# What the task asks
Write the entries out in full, matching them exactly.

Data about app and page elements

____

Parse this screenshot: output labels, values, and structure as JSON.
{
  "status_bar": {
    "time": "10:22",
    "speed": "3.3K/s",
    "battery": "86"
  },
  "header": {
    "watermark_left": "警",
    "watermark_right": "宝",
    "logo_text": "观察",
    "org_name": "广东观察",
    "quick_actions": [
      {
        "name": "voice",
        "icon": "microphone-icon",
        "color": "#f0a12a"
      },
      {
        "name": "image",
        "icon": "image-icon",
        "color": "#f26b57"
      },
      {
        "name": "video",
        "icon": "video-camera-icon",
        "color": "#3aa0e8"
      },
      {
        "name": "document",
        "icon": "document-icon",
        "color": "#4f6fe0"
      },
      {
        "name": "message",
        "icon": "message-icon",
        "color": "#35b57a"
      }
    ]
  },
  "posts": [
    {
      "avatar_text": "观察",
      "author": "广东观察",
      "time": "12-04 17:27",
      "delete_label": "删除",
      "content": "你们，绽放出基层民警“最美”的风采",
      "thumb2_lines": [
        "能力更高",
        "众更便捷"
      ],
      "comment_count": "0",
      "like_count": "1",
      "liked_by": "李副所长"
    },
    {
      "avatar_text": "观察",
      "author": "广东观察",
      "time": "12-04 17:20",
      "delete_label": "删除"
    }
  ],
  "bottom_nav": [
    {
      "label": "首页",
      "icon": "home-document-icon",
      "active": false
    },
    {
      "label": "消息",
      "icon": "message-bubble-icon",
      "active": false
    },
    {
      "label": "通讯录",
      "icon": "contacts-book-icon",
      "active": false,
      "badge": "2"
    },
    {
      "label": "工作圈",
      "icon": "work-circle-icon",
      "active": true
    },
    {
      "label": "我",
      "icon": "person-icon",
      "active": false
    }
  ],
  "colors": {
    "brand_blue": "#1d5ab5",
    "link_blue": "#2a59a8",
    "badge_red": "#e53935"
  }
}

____

# Task output
Parse this screenshot: output labels, values, and structure as JSON.
{
  "status_bar": {
    "time": "10:22",
    "speed": "3.3K/s",
    "battery": "86"
  },
  "header": {
    "watermark_left": "警",
    "watermark_right": "宝",
    "logo_text": "观察",
    "org_name": "广东观察",
    "quick_actions": [
      {
        "name": "voice",
        "icon": "microphone-icon",
        "color": "#f0a12a"
      },
      {
        "name": "image",
        "icon": "image-icon",
        "color": "#f26b57"
      },
      {
        "name": "video",
        "icon": "video-camera-icon",
        "color": "#3aa0e8"
      },
      {
        "name": "document",
        "icon": "document-icon",
        "color": "#4f6fe0"
      },
      {
        "name": "message",
        "icon": "message-icon",
        "color": "#35b57a"
      }
    ]
  },
  "posts": [
    {
      "avatar_text": "观察",
      "author": "广东观察",
      "time": "12-04 17:27",
      "delete_label": "删除",
      "content": "你们，绽放出基层民警“最美”的风采",
      "thumb2_lines": [
        "能力更高",
        "众更便捷"
      ],
      "comment_count": "0",
      "like_count": "1",
      "liked_by": "李副所长"
    },
    {
      "avatar_text": "观察",
      "author": "广东观察",
      "time": "12-04 17:20",
      "delete_label": "删除"
    }
  ],
  "bottom_nav": [
    {
      "label": "首页",
      "icon": "home-document-icon",
      "active": false
    },
    {
      "label": "消息",
      "icon": "message-bubble-icon",
      "active": false
    },
    {
      "label": "通讯录",
      "icon": "contacts-book-icon",
      "active": false,
      "badge": "2"
    },
    {
      "label": "工作圈",
      "icon": "work-circle-icon",
      "active": true
    },
    {
      "label": "我",
      "icon": "person-icon",
      "active": false
    }
  ],
  "colors": {
    "brand_blue": "#1d5ab5",
    "link_blue": "#2a59a8",
    "badge_red": "#e53935"
  }
}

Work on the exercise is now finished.